Background: Malnutrition results in functional changes in the liver and pancreas that negatively affect carbohydrate metabolism. The aim of this study was to evaluate whether insulin hormone and glycated hemoglobin A1c (HbA1c) could serve as predictors of hunger-related malnutrition/undernutrition without disease in adults.
Methods: The Malnutrition Universal Screening Tool (MUST) was used to assess malnutrition in this single-center, cross-sectional study. The malnourished group (n = 67) comprised patients with a MUST score of ≥ 2, and the control group (n = 31) included subjects with a MUST score of 0 - 1. Serum albumin, prealbumin, C-reactive protein (CRP), fasting glucose, fasting insulin, hemoglobin and HbA1c levels, body mass index (BMI), and homoeostatic model for insulin resistance (HOMA-IR) scores were compared between the two groups.
Results: No significant difference was determined between the control and malnourished groups in respect of age or gender.

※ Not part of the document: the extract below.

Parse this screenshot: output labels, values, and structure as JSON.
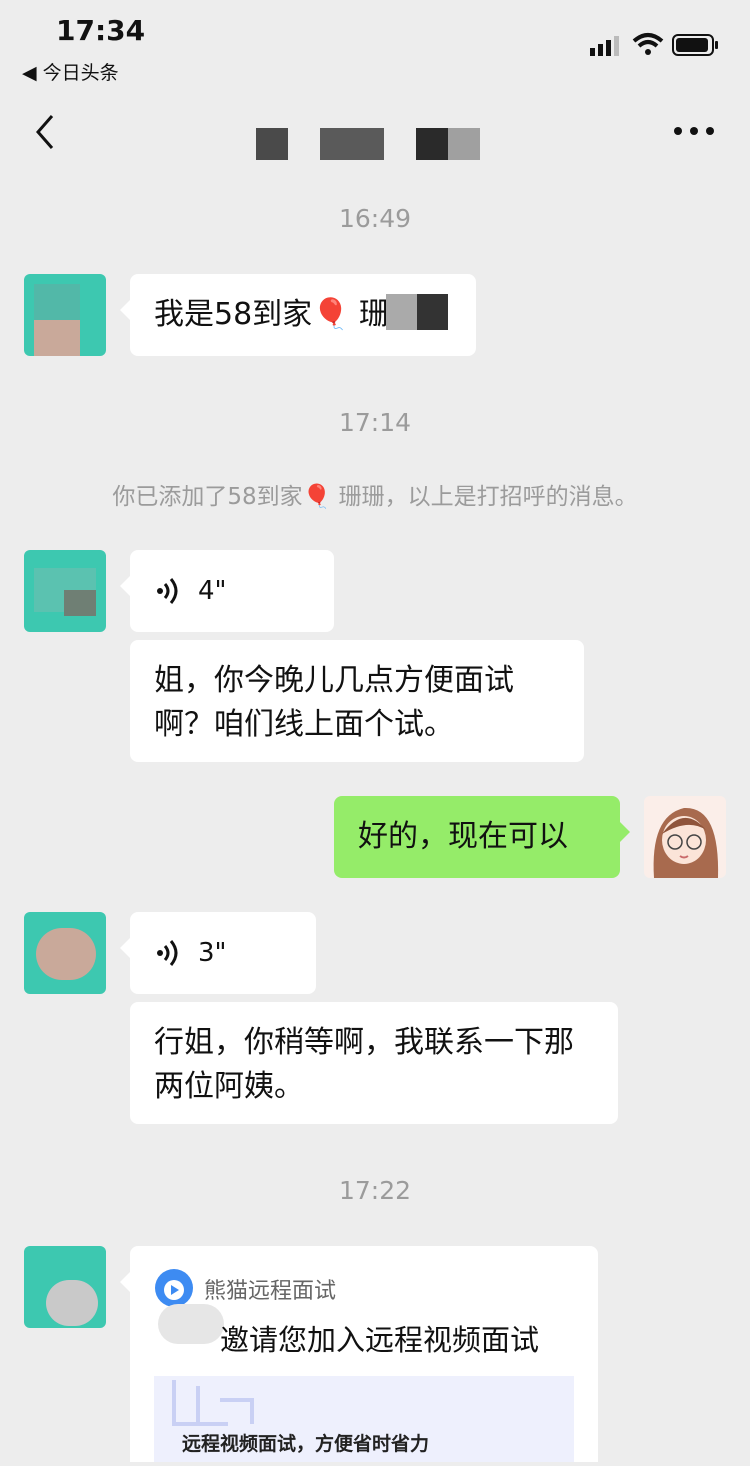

HbA1c [5.5% (5 - 6.2) vs. 5.2% (3.9 - 6.7), p = 0.001], insulin levels [7.37 (2.36 - 52.16) vs. 3.91(1.17 - 30.08) µIU/mL, p < 0.001], and BMI [21.7 (14.1 - 34.0) vs. 17.8 (12.0 - 26.6) kg/m2, p < 0.001] were significantly lower in the malnourished group. Logistic regression analysis revealed that BMI was the only significant parameter (odds ratio [95% confidence interval] 0.680 [0.543 - 0.852]).
Conclusions: Plasma insulin and HbA1c levels were significantly decreased in young adult malnourished patients without disease who had normal fasting glucose levels. These two parameters are known to be unaffected by inflammatory states, and therefore warrant further research on larger and different age sub-populations to assess if they might be early predictors of hunger-related malnutrition without disease.

DOI: 10.7754/Clin.Lab.2018.180403